*PROBLEM STATEMENT*
The required output is the complete data, repeated without alteration.

[Extracted data entries]
-- Opening Marker --

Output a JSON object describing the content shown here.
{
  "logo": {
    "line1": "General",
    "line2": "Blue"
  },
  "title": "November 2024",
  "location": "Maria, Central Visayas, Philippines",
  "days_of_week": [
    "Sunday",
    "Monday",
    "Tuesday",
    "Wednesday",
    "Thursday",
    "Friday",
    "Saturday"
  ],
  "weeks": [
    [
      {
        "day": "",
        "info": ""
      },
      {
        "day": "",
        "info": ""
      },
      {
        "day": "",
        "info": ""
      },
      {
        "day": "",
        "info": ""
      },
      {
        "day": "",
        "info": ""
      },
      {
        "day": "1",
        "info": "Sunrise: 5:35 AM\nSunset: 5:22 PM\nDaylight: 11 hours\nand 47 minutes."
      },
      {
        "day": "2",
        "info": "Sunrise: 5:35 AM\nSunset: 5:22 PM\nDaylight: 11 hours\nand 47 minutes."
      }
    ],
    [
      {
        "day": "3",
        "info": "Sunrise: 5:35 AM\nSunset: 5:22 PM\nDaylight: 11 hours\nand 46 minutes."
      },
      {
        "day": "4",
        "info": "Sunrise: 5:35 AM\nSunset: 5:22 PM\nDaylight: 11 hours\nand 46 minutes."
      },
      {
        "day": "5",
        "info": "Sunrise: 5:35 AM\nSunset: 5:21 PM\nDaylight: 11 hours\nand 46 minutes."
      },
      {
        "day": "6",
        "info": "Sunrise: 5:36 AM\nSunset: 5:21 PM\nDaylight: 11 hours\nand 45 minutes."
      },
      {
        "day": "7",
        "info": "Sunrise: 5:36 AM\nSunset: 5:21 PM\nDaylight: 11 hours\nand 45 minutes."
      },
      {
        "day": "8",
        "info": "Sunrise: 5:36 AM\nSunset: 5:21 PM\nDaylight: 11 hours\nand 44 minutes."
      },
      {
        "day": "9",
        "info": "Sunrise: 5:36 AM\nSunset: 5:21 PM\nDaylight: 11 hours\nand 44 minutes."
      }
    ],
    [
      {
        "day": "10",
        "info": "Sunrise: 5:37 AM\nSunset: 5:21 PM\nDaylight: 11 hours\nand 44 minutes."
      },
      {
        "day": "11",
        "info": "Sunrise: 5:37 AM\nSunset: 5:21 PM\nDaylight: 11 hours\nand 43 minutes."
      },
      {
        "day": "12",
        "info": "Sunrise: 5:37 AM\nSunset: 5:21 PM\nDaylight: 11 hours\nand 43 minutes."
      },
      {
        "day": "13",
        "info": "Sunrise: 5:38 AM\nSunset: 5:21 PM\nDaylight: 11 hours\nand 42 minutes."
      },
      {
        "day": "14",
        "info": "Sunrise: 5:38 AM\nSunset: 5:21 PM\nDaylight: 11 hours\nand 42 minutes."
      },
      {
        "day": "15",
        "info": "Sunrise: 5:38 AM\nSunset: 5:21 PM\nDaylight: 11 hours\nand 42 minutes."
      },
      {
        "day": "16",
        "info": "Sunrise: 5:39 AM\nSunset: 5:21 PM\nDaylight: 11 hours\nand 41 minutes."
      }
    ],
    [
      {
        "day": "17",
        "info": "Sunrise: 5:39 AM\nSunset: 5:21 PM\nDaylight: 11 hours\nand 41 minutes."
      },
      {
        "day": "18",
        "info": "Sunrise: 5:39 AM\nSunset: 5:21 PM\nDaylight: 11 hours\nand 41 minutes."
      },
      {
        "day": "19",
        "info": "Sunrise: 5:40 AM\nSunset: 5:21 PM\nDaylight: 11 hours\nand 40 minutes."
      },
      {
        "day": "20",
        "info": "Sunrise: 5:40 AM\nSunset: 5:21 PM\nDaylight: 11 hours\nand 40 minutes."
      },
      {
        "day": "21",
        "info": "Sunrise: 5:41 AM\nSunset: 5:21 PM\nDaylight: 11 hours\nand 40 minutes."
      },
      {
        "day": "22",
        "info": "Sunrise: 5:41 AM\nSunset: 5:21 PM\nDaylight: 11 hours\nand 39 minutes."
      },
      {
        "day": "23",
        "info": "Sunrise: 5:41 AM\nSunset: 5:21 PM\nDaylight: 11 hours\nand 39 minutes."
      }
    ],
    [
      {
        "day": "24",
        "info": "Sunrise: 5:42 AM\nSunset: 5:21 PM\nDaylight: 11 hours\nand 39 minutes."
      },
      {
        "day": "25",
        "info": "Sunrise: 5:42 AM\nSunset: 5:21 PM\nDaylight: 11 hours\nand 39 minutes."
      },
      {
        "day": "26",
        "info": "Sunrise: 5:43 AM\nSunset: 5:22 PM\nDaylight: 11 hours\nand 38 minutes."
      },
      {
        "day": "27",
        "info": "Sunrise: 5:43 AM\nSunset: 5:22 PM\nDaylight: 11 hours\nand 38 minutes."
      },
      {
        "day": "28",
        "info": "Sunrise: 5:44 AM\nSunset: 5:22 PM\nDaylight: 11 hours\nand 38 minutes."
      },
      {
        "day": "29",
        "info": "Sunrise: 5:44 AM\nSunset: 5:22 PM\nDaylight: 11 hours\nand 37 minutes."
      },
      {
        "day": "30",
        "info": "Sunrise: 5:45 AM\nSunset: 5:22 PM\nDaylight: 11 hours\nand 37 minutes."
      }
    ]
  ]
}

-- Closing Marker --

*SOLUTION*
Output a JSON object describing the content shown here.
{
  "logo": {
    "line1": "General",
    "line2": "Blue"
  },
  "title": "November 2024",
  "location": "Maria, Central Visayas, Philippines",
  "days_of_week": [
    "Sunday",
    "Monday",
    "Tuesday",
    "Wednesday",
    "Thursday",
    "Friday",
    "Saturday"
  ],
  "weeks": [
    [
      {
        "day": "",
        "info": ""
      },
      {
        "day": "",
        "info": ""
      },
      {
        "day": "",
        "info": ""
      },
      {
        "day": "",
        "info": ""
      },
      {
        "day": "",
        "info": ""
      },
      {
        "day": "1",
        "info": "Sunrise: 5:35 AM\nSunset: 5:22 PM\nDaylight: 11 hours\nand 47 minutes."
      },
      {
        "day": "2",
        "info": "Sunrise: 5:35 AM\nSunset: 5:22 PM\nDaylight: 11 hours\nand 47 minutes."
      }
    ],
    [
      {
        "day": "3",
        "info": "Sunrise: 5:35 AM\nSunset: 5:22 PM\nDaylight: 11 hours\nand 46 minutes."
      },
      {
        "day": "4",
        "info": "Sunrise: 5:35 AM\nSunset: 5:22 PM\nDaylight: 11 hours\nand 46 minutes."
      },
      {
        "day": "5",
        "info": "Sunrise: 5:35 AM\nSunset: 5:21 PM\nDaylight: 11 hours\nand 46 minutes."
      },
      {
        "day": "6",
        "info": "Sunrise: 5:36 AM\nSunset: 5:21 PM\nDaylight: 11 hours\nand 45 minutes."
      },
      {
        "day": "7",
        "info": "Sunrise: 5:36 AM\nSunset: 5:21 PM\nDaylight: 11 hours\nand 45 minutes."
      },
      {
        "day": "8",
        "info": "Sunrise: 5:36 AM\nSunset: 5:21 PM\nDaylight: 11 hours\nand 44 minutes."
      },
      {
        "day": "9",
        "info": "Sunrise: 5:36 AM\nSunset: 5:21 PM\nDaylight: 11 hours\nand 44 minutes."
      }
    ],
    [
      {
        "day": "10",
        "info": "Sunrise: 5:37 AM\nSunset: 5:21 PM\nDaylight: 11 hours\nand 44 minutes."
      },
      {
        "day": "11",
        "info": "Sunrise: 5:37 AM\nSunset: 5:21 PM\nDaylight: 11 hours\nand 43 minutes."
      },
      {
        "day": "12",
        "info": "Sunrise: 5:37 AM\nSunset: 5:21 PM\nDaylight: 11 hours\nand 43 minutes."
      },
      {
        "day": "13",
        "info": "Sunrise: 5:38 AM\nSunset: 5:21 PM\nDaylight: 11 hours\nand 42 minutes."
      },
      {
        "day": "14",
        "info": "Sunrise: 5:38 AM\nSunset: 5:21 PM\nDaylight: 11 hours\nand 42 minutes."
      },
      {
        "day": "15",
        "info": "Sunrise: 5:38 AM\nSunset: 5:21 PM\nDaylight: 11 hours\nand 42 minutes."
      },
      {
        "day": "16",
        "info": "Sunrise: 5:39 AM\nSunset: 5:21 PM\nDaylight: 11 hours\nand 41 minutes."
      }
    ],
    [
      {
        "day": "17",
        "info": "Sunrise: 5:39 AM\nSunset: 5:21 PM\nDaylight: 11 hours\nand 41 minutes."
      },
      {
        "day": "18",
        "info": "Sunrise: 5:39 AM\nSunset: 5:21 PM\nDaylight: 11 hours\nand 41 minutes."
      },
      {
        "day": "19",
        "info": "Sunrise: 5:40 AM\nSunset: 5:21 PM\nDaylight: 11 hours\nand 40 minutes."
      },
      {
        "day": "20",
        "info": "Sunrise: 5:40 AM\nSunset: 5:21 PM\nDaylight: 11 hours\nand 40 minutes."
      },
      {
        "day": "21",
        "info": "Sunrise: 5:41 AM\nSunset: 5:21 PM\nDaylight: 11 hours\nand 40 minutes."
      },
      {
        "day": "22",
        "info": "Sunrise: 5:41 AM\nSunset: 5:21 PM\nDaylight: 11 hours\nand 39 minutes."
      },
      {
        "day": "23",
        "info": "Sunrise: 5:41 AM\nSunset: 5:21 PM\nDaylight: 11 hours\nand 39 minutes."
      }
    ],
    [
      {
        "day": "24",
        "info": "Sunrise: 5:42 AM\nSunset: 5:21 PM\nDaylight: 11 hours\nand 39 minutes."
      },
      {
        "day": "25",
        "info": "Sunrise: 5:42 AM\nSunset: 5:21 PM\nDaylight: 11 hours\nand 39 minutes."
      },
      {
        "day": "26",
        "info": "Sunrise: 5:43 AM\nSunset: 5:22 PM\nDaylight: 11 hours\nand 38 minutes."
      },
      {
        "day": "27",
        "info": "Sunrise: 5:43 AM\nSunset: 5:22 PM\nDaylight: 11 hours\nand 38 minutes."
      },
      {
        "day": "28",
        "info": "Sunrise: 5:44 AM\nSunset: 5:22 PM\nDaylight: 11 hours\nand 38 minutes."
      },
      {
        "day": "29",
        "info": "Sunrise: 5:44 AM\nSunset: 5:22 PM\nDaylight: 11 hours\nand 37 minutes."
      },
      {
        "day": "30",
        "info": "Sunrise: 5:45 AM\nSunset: 5:22 PM\nDaylight: 11 hours\nand 37 minutes."
      }
    ]
  ]
}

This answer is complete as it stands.